- [Try it]: Each line in the entries below that holds the string "JSON" must be copied.
=-=-=-=-=
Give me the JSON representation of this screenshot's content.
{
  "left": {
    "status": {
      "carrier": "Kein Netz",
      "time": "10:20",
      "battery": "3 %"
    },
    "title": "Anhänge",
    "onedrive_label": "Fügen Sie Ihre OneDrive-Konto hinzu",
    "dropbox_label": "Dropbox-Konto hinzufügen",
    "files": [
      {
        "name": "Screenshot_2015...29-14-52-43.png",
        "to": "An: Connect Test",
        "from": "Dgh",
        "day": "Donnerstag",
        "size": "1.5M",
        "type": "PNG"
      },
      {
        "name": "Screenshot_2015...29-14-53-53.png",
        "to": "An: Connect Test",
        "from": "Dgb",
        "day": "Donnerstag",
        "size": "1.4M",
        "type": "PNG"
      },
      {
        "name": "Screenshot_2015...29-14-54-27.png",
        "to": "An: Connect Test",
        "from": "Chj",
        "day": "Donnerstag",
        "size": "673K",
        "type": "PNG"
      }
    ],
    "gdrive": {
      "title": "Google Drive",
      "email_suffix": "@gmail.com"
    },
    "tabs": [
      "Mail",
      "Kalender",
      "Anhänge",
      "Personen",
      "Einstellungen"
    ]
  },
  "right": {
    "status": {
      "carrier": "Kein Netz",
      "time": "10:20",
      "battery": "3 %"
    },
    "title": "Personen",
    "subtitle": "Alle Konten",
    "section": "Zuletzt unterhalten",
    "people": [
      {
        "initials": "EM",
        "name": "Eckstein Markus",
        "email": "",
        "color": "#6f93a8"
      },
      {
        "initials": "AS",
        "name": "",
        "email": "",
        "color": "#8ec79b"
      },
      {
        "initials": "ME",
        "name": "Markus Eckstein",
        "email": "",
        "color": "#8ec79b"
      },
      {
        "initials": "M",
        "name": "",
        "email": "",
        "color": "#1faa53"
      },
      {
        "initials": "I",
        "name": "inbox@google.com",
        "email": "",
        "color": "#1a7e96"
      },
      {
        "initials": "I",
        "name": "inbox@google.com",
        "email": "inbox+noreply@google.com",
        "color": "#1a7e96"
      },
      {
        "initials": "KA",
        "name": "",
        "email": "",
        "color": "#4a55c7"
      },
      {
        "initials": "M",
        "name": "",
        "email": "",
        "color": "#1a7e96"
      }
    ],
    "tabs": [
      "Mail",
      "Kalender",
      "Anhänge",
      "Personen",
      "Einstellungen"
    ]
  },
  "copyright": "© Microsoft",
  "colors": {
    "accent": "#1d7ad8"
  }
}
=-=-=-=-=
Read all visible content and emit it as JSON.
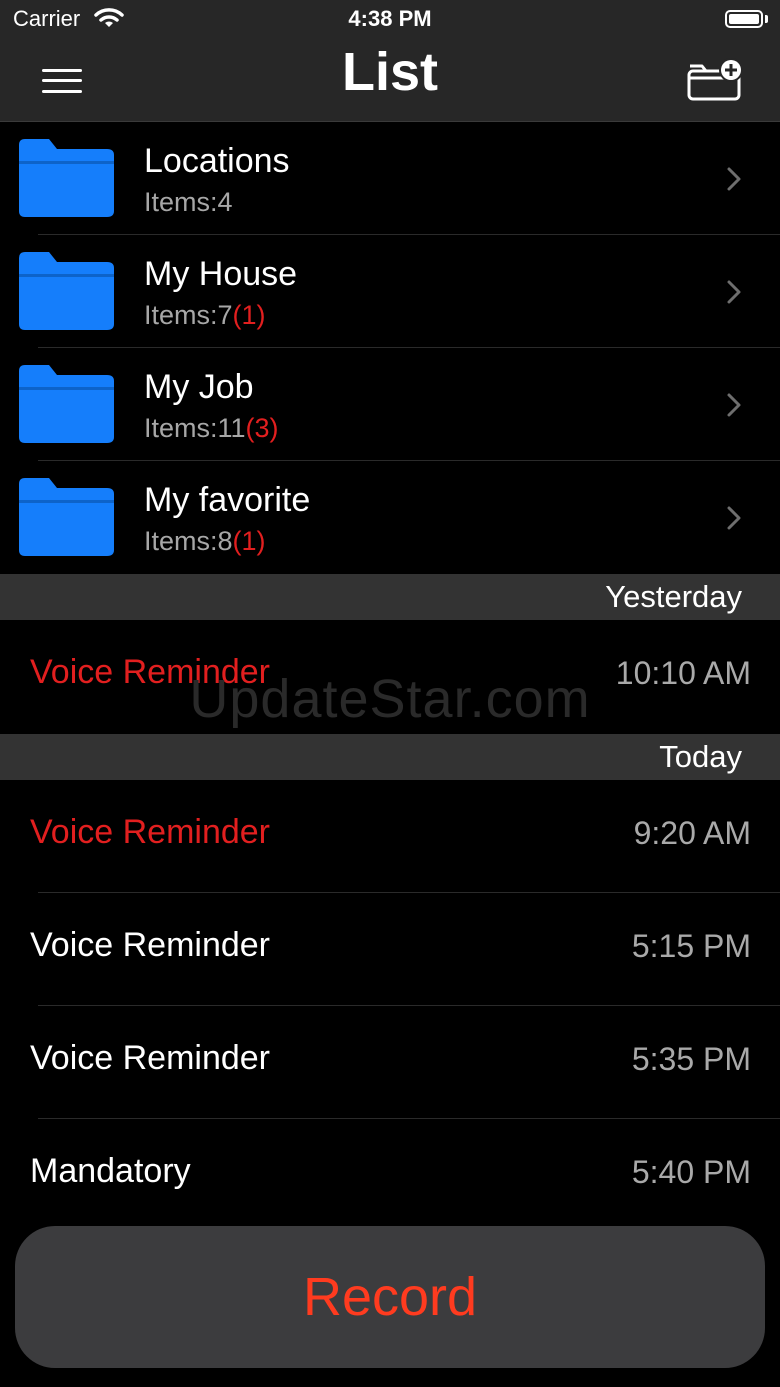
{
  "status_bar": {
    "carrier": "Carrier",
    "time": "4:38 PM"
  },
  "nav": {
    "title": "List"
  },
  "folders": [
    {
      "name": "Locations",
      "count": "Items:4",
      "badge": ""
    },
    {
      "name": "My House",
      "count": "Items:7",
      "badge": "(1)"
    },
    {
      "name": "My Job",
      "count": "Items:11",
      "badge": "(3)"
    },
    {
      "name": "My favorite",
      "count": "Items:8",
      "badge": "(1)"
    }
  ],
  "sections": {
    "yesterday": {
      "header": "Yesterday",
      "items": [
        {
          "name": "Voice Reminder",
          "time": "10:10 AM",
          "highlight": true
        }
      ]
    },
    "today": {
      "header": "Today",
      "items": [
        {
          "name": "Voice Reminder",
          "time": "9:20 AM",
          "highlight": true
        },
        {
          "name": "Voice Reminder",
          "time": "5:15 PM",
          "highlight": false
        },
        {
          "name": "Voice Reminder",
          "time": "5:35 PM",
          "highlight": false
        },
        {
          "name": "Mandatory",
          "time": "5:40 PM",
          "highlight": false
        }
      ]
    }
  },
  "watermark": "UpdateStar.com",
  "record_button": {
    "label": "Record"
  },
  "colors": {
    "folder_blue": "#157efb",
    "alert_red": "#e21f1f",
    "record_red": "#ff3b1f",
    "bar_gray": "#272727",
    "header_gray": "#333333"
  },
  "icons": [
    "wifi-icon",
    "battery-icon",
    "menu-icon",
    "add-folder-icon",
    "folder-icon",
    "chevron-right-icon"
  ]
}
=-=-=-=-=
- [Response to the exercise]:
Give me the JSON representation of this screenshot's content.
Read all visible content and emit it as JSON.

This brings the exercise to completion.